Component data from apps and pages
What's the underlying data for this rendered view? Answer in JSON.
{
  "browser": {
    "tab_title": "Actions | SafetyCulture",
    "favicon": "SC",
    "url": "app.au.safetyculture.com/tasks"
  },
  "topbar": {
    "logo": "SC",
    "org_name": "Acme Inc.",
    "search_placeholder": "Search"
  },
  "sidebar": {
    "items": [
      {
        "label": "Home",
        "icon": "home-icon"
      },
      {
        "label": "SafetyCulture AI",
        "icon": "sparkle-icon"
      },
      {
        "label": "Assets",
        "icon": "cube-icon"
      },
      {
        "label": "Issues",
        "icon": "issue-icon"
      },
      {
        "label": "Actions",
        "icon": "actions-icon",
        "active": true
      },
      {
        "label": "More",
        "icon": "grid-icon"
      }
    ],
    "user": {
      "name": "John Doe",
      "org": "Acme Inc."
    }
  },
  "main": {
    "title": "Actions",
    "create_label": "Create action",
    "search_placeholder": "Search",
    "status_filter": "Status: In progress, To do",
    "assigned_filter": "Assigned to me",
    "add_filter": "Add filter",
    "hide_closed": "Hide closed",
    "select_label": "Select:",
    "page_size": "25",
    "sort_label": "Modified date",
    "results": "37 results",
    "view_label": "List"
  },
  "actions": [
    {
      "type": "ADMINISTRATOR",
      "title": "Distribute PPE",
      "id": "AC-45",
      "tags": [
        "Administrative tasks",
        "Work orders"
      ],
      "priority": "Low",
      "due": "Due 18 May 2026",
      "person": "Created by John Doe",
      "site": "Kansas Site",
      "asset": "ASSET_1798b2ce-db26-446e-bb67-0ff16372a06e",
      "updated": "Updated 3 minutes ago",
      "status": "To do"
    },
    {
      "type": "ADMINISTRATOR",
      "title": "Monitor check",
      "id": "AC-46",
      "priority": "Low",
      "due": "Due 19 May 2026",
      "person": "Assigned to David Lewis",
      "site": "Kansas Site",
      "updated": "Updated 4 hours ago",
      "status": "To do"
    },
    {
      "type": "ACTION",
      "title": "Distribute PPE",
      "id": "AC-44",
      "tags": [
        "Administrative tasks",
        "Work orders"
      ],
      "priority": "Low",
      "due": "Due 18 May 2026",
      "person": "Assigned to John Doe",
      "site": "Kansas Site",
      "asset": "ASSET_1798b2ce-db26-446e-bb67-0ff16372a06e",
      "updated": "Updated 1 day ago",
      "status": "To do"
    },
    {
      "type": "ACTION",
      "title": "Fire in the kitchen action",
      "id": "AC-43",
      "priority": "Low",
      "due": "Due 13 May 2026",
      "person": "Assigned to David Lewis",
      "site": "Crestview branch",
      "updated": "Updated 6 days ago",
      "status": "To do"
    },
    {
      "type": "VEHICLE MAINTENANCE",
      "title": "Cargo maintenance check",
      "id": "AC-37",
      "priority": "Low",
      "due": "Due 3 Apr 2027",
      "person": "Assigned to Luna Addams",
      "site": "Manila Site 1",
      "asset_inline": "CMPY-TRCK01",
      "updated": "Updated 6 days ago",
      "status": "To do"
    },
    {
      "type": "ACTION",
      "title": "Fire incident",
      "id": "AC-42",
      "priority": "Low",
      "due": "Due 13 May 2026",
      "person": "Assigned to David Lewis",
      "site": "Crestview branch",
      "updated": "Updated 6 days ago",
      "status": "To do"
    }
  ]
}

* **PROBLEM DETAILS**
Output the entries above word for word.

* **EXERCISE ANSWER**
What's the underlying data for this rendered view? Answer in JSON.
{
  "browser": {
    "tab_title": "Actions | SafetyCulture",
    "favicon": "SC",
    "url": "app.au.safetyculture.com/tasks"
  },
  "topbar": {
    "logo": "SC",
    "org_name": "Acme Inc.",
    "search_placeholder": "Search"
  },
  "sidebar": {
    "items": [
      {
        "label": "Home",
        "icon": "home-icon"
      },
      {
        "label": "SafetyCulture AI",
        "icon": "sparkle-icon"
      },
      {
        "label": "Assets",
        "icon": "cube-icon"
      },
      {
        "label": "Issues",
        "icon": "issue-icon"
      },
      {
        "label": "Actions",
        "icon": "actions-icon",
        "active": true
      },
      {
        "label": "More",
        "icon": "grid-icon"
      }
    ],
    "user": {
      "name": "John Doe",
      "org": "Acme Inc."
    }
  },
  "main": {
    "title": "Actions",
    "create_label": "Create action",
    "search_placeholder": "Search",
    "status_filter": "Status: In progress, To do",
    "assigned_filter": "Assigned to me",
    "add_filter": "Add filter",
    "hide_closed": "Hide closed",
    "select_label": "Select:",
    "page_size": "25",
    "sort_label": "Modified date",
    "results": "37 results",
    "view_label": "List"
  },
  "actions": [
    {
      "type": "ADMINISTRATOR",
      "title": "Distribute PPE",
      "id": "AC-45",
      "tags": [
        "Administrative tasks",
        "Work orders"
      ],
      "priority": "Low",
      "due": "Due 18 May 2026",
      "person": "Created by John Doe",
      "site": "Kansas Site",
      "asset": "ASSET_1798b2ce-db26-446e-bb67-0ff16372a06e",
      "updated": "Updated 3 minutes ago",
      "status": "To do"
    },
    {
      "type": "ADMINISTRATOR",
      "title": "Monitor check",
      "id": "AC-46",
      "priority": "Low",
      "due": "Due 19 May 2026",
      "person": "Assigned to David Lewis",
      "site": "Kansas Site",
      "updated": "Updated 4 hours ago",
      "status": "To do"
    },
    {
      "type": "ACTION",
      "title": "Distribute PPE",
      "id": "AC-44",
      "tags": [
        "Administrative tasks",
        "Work orders"
      ],
      "priority": "Low",
      "due": "Due 18 May 2026",
      "person": "Assigned to John Doe",
      "site": "Kansas Site",
      "asset": "ASSET_1798b2ce-db26-446e-bb67-0ff16372a06e",
      "updated": "Updated 1 day ago",
      "status": "To do"
    },
    {
      "type": "ACTION",
      "title": "Fire in the kitchen action",
      "id": "AC-43",
      "priority": "Low",
      "due": "Due 13 May 2026",
      "person": "Assigned to David Lewis",
      "site": "Crestview branch",
      "updated": "Updated 6 days ago",
      "status": "To do"
    },
    {
      "type": "VEHICLE MAINTENANCE",
      "title": "Cargo maintenance check",
      "id": "AC-37",
      "priority": "Low",
      "due": "Due 3 Apr 2027",
      "person": "Assigned to Luna Addams",
      "site": "Manila Site 1",
      "asset_inline": "CMPY-TRCK01",
      "updated": "Updated 6 days ago",
      "status": "To do"
    },
    {
      "type": "ACTION",
      "title": "Fire incident",
      "id": "AC-42",
      "priority": "Low",
      "due": "Due 13 May 2026",
      "person": "Assigned to David Lewis",
      "site": "Crestview branch",
      "updated": "Updated 6 days ago",
      "status": "To do"
    }
  ]
}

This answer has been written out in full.